    All material provided to an independent medical examiner should be reviewed by that independent medical examiner. Independent medical examiners are encouraged to include an index or listing of all information reviewed in preparation of the report. The index or listing should also be included in the examiner’s report.When information is being reviewed where litigation is contemplated or underway, physicians should contact the Canadian Medical Protective Association.
  6. Scope of Expertise and Knowledge
    Physicians should only complete the portions of the report for which they have adequate information and expertise, and should clearly indicate specific reasons why a complete report cannot be provided.
  7. Retention of Reports, Notes and Documents
    Contractual requirements may exist regarding the retention of records associated with an independent medical examination.Independent medical examiners must comply with any statutory obligations regarding the retention of, and access to reports.  Physicians who are uncertain about their statutory obligations should contact the Canadian Medical Protective Association.

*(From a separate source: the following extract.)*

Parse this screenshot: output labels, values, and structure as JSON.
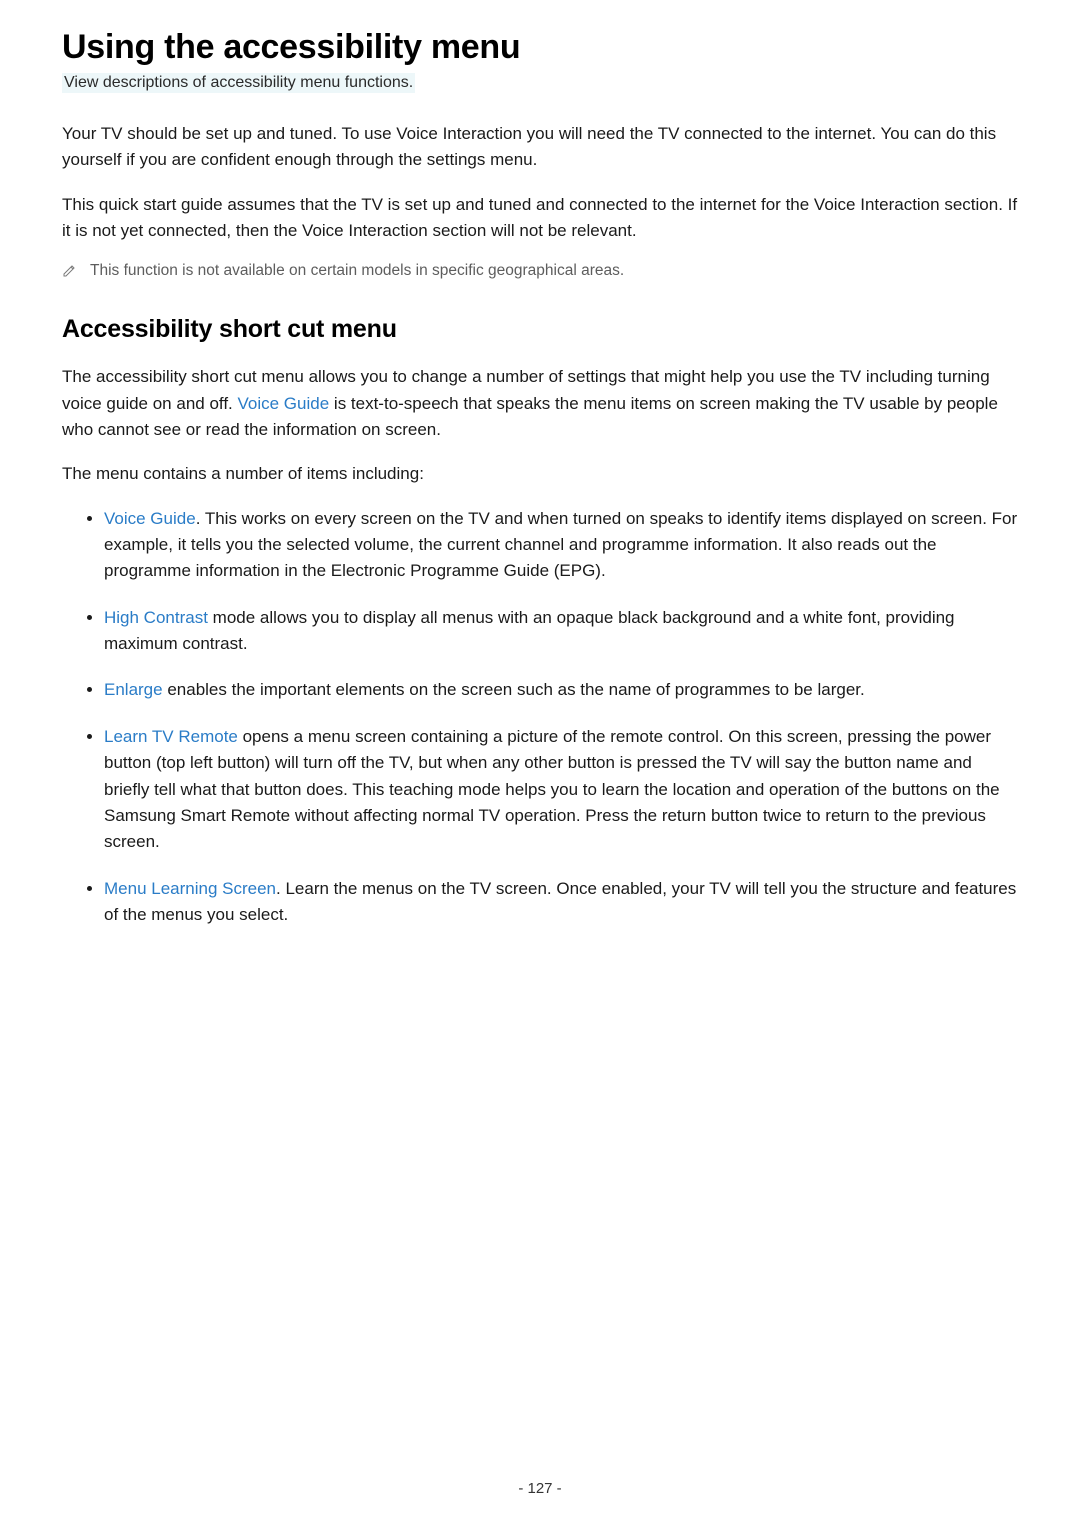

The College of Physicians and Surgeons of Nova Scotia acknowledges the College of Physicians and Surgeons of Ontario, British Columbia and Alberta standards and guidelines which were adapted for this document.

Document History

Approved by the Council of the College of Physicians and Surgeons of Nova Scotia: May 27, 2016

First approved by the Council of the College of Physicians and Surgeons of Nova Scotia: May 28, 2010

Approximate date of next review: 2019